> Source material:
=== Section Start ===
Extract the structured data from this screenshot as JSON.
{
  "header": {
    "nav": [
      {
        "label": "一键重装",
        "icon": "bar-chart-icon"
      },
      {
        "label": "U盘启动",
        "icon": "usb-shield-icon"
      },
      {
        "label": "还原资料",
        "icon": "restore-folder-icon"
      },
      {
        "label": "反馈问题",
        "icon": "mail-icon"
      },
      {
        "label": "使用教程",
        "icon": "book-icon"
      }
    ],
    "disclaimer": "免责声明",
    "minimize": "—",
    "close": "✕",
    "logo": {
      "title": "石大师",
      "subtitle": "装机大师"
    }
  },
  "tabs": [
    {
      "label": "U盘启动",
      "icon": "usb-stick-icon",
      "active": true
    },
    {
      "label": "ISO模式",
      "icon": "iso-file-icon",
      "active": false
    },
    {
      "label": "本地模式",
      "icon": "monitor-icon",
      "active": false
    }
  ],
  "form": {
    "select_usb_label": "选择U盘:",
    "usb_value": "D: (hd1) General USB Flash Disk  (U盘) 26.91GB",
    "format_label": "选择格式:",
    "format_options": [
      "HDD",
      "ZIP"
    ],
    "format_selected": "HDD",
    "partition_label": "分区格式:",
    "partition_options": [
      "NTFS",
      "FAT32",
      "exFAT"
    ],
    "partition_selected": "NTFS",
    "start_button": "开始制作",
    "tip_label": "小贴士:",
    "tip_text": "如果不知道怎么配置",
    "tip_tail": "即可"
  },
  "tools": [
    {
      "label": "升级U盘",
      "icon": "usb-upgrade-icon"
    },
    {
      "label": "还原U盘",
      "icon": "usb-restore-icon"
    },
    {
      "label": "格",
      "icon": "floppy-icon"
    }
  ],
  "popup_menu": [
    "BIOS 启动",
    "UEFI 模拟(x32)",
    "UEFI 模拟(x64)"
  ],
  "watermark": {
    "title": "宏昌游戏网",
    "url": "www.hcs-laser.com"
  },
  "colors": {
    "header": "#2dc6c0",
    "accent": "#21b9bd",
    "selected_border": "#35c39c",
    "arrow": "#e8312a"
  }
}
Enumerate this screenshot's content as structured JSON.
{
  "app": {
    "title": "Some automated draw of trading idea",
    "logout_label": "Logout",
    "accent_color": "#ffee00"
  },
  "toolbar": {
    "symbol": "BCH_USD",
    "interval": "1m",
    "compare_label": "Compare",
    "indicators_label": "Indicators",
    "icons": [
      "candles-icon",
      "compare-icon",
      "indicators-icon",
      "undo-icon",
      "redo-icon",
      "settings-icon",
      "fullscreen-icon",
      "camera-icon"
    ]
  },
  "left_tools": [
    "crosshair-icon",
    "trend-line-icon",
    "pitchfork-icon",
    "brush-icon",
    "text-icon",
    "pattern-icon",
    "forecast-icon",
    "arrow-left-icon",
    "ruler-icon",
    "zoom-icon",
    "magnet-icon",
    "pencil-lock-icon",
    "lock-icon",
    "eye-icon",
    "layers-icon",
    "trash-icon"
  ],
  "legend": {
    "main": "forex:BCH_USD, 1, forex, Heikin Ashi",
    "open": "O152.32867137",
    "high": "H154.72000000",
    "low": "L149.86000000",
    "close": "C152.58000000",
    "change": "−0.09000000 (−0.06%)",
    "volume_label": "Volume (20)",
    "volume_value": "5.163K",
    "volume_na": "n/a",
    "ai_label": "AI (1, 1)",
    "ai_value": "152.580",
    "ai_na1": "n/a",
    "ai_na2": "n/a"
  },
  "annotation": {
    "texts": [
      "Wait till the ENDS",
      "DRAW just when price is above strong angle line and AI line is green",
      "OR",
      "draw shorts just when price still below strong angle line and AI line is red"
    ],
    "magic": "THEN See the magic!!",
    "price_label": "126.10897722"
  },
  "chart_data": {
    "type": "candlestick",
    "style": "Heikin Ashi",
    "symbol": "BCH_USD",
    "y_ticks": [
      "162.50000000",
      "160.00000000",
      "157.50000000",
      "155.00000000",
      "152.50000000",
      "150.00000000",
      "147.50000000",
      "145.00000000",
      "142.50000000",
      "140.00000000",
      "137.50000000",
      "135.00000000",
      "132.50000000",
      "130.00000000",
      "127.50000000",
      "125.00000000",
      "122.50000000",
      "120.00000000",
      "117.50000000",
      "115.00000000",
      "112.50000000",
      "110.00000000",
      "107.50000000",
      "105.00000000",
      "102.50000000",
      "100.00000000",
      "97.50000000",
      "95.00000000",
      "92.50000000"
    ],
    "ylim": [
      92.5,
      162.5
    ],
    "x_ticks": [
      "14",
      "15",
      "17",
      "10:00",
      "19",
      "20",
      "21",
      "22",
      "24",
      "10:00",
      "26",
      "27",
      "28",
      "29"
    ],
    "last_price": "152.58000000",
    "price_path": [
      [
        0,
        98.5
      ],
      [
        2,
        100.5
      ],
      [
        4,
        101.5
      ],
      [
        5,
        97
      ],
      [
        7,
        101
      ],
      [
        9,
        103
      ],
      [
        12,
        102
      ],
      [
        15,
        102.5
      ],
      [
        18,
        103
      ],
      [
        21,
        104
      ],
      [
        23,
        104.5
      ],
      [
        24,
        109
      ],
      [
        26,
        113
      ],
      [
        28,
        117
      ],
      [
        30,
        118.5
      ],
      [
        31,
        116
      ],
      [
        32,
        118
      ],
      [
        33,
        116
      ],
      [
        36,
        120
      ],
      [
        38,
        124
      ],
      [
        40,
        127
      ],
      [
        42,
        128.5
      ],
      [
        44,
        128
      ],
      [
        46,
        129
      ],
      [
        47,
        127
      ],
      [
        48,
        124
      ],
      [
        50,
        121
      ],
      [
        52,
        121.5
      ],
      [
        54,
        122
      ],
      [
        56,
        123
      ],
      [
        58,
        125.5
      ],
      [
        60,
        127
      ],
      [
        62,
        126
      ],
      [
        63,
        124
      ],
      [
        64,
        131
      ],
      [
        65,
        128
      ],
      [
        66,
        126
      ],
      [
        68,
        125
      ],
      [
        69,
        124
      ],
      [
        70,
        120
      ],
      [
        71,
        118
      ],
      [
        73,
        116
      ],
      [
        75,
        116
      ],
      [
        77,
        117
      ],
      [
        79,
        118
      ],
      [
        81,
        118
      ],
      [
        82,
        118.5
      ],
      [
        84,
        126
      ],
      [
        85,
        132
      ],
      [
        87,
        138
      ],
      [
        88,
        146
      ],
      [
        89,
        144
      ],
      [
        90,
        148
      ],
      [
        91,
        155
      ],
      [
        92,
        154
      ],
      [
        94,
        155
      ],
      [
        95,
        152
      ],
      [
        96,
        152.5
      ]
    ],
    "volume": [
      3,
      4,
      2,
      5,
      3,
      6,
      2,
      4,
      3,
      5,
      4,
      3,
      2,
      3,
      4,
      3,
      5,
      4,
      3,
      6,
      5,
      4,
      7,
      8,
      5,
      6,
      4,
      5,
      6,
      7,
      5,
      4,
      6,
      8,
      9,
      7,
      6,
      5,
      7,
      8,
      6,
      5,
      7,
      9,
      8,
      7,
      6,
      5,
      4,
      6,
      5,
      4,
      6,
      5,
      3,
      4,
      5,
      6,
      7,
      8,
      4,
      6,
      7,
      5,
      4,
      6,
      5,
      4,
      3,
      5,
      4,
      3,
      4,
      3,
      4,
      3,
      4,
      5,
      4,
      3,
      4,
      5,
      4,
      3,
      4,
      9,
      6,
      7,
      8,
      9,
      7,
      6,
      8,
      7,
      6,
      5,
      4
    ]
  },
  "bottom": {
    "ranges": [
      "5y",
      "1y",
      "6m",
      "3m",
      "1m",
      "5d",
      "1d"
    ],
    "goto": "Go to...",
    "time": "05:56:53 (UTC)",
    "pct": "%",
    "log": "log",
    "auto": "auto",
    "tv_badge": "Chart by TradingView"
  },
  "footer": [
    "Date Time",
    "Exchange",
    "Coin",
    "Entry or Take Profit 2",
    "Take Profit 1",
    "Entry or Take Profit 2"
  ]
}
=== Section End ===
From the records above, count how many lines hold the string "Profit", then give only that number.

> Task response: 3